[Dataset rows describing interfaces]
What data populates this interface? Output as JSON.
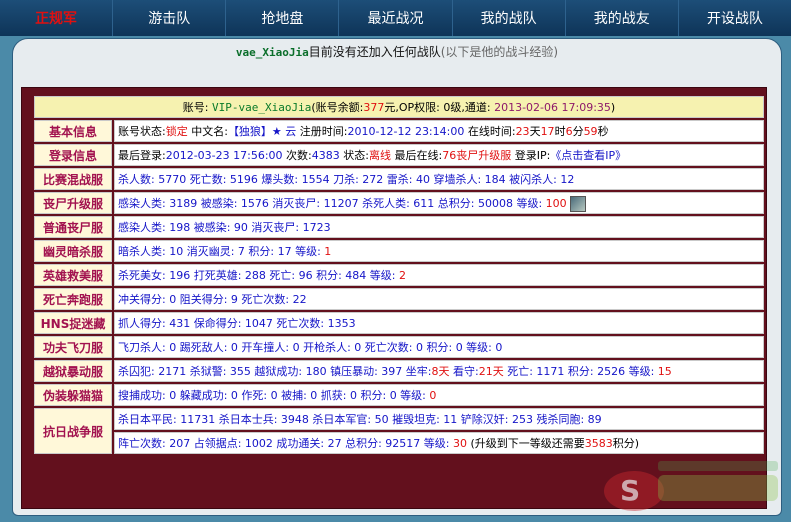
{
  "nav": {
    "items": [
      "正规军",
      "游击队",
      "抢地盘",
      "最近战况",
      "我的战队",
      "我的战友",
      "开设战队"
    ]
  },
  "header": {
    "username": "vae_XiaoJia",
    "status": "目前没有还加入任何战队",
    "note": "(以下是他的战斗经验)"
  },
  "account": {
    "label": "账号:",
    "vip": "VIP-vae_XiaoJia",
    "balance_label": "(账号余额:",
    "balance": "377",
    "balance_suffix": "元,",
    "op": "OP权限: 0级,",
    "channel": "通道:",
    "date": "2013-02-06 17:09:35",
    "close": ")"
  },
  "basic": {
    "label": "基本信息",
    "status_label": "账号状态:",
    "status": "锁定",
    "cname_label": "中文名:",
    "cname": "【独狼】★ 云",
    "reg_label": "注册时间:",
    "reg": "2010-12-12 23:14:00",
    "online_label": "在线时间:",
    "d": "23",
    "d_u": "天",
    "h": "17",
    "h_u": "时",
    "m": "6",
    "m_u": "分",
    "s": "59",
    "s_u": "秒"
  },
  "login": {
    "label": "登录信息",
    "last_label": "最后登录:",
    "last": "2012-03-23 17:56:00",
    "count_label": "次数:",
    "count": "4383",
    "state_label": "状态:",
    "state": "离线",
    "laston_label": "最后在线:",
    "laston": "76丧尸升级服",
    "ip_label": "登录IP:",
    "ip": "《点击查看IP》"
  },
  "rows": {
    "mix": {
      "label": "比赛混战服",
      "text": "杀人数: 5770 死亡数: 5196 爆头数: 1554 刀杀: 272 雷杀: 40 穿墙杀人: 184 被闪杀人: 12"
    },
    "zombie_up": {
      "label": "丧尸升级服",
      "text": "感染人类: 3189 被感染: 1576 消灭丧尸: 11207 杀死人类: 611 总积分: 50008 等级:",
      "level": "100"
    },
    "zombie": {
      "label": "普通丧尸服",
      "text": "感染人类: 198 被感染: 90 消灭丧尸: 1723"
    },
    "ghost": {
      "label": "幽灵暗杀服",
      "text": "暗杀人类: 10 消灭幽灵: 7 积分: 17 等级:",
      "level": "1"
    },
    "hero": {
      "label": "英雄救美服",
      "text": "杀死美女: 196 打死英雄: 288 死亡: 96 积分: 484 等级:",
      "level": "2"
    },
    "death": {
      "label": "死亡奔跑服",
      "text": "冲关得分: 0 阻关得分: 9 死亡次数: 22"
    },
    "hns": {
      "label": "HNS捉迷藏",
      "text": "抓人得分: 431 保命得分: 1047 死亡次数: 1353"
    },
    "kungfu": {
      "label": "功夫飞刀服",
      "text": "飞刀杀人: 0 踢死敌人: 0 开车撞人: 0 开枪杀人: 0 死亡次数: 0 积分: 0 等级: 0"
    },
    "jail": {
      "label": "越狱暴动服",
      "text": "杀囚犯: 2171 杀狱警: 355 越狱成功: 180 镇压暴动: 397 坐牢:",
      "sit": "8天",
      "look_label": "看守:",
      "look": "21天",
      "rest": "死亡: 1171 积分: 2526 等级:",
      "level": "15"
    },
    "hide": {
      "label": "伪装躲猫猫",
      "text": "搜捕成功: 0 躲藏成功: 0 作死: 0 被捕: 0 抓获: 0 积分: 0 等级:",
      "level": "0"
    },
    "war": {
      "label": "抗日战争服",
      "line1": "杀日本平民: 11731 杀日本士兵: 3948 杀日本军官: 50 摧毁坦克: 11 铲除汉奸: 253 残杀同胞: 89",
      "line2": "阵亡次数: 207 占领据点: 1002 成功通关: 27 总积分: 92517 等级:",
      "level": "30",
      "upgrade": "(升级到下一等级还需要",
      "need": "3583",
      "need_suffix": "积分)"
    }
  }
}
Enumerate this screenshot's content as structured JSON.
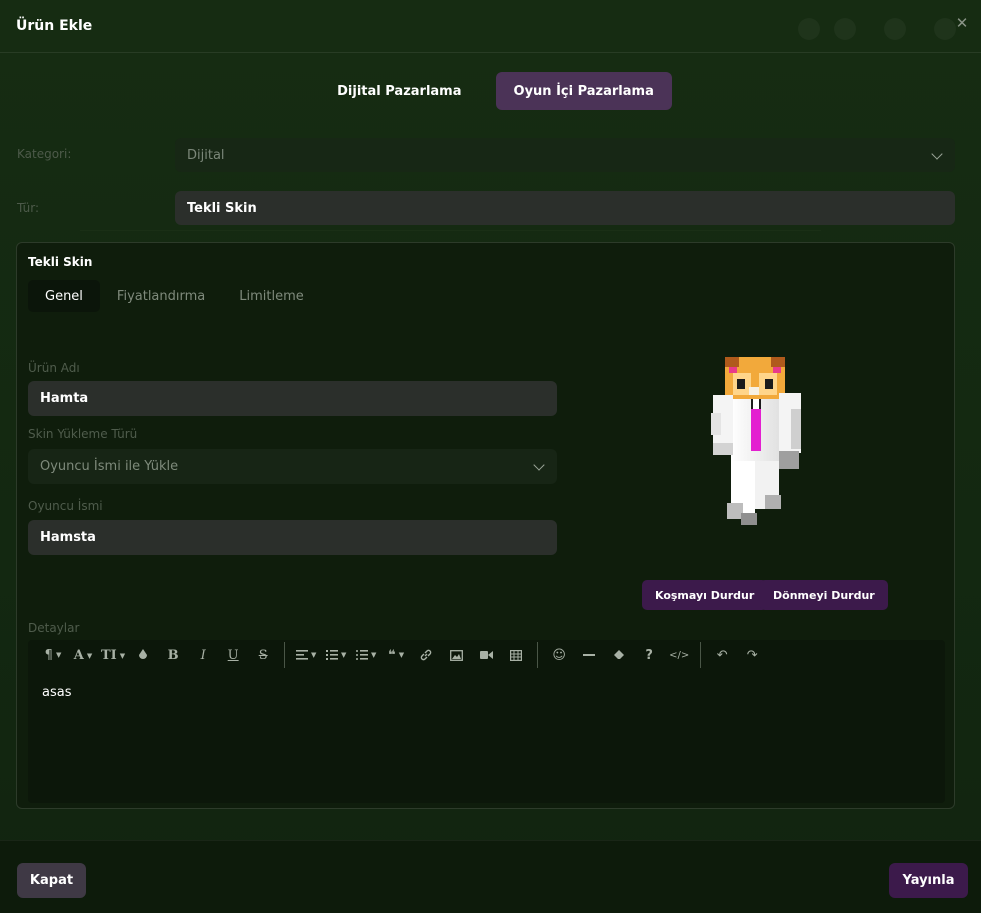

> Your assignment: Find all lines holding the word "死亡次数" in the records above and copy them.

> Result of the task:
      "text": "冲关得分: 0 阻关得分: 9 死亡次数: 22"
      "text": "抓人得分: 431 保命得分: 1047 死亡次数: 1353"
      "text": "飞刀杀人: 0 踢死敌人: 0 开车撞人: 0 开枪杀人: 0 死亡次数: 0 积分: 0 等级: 0"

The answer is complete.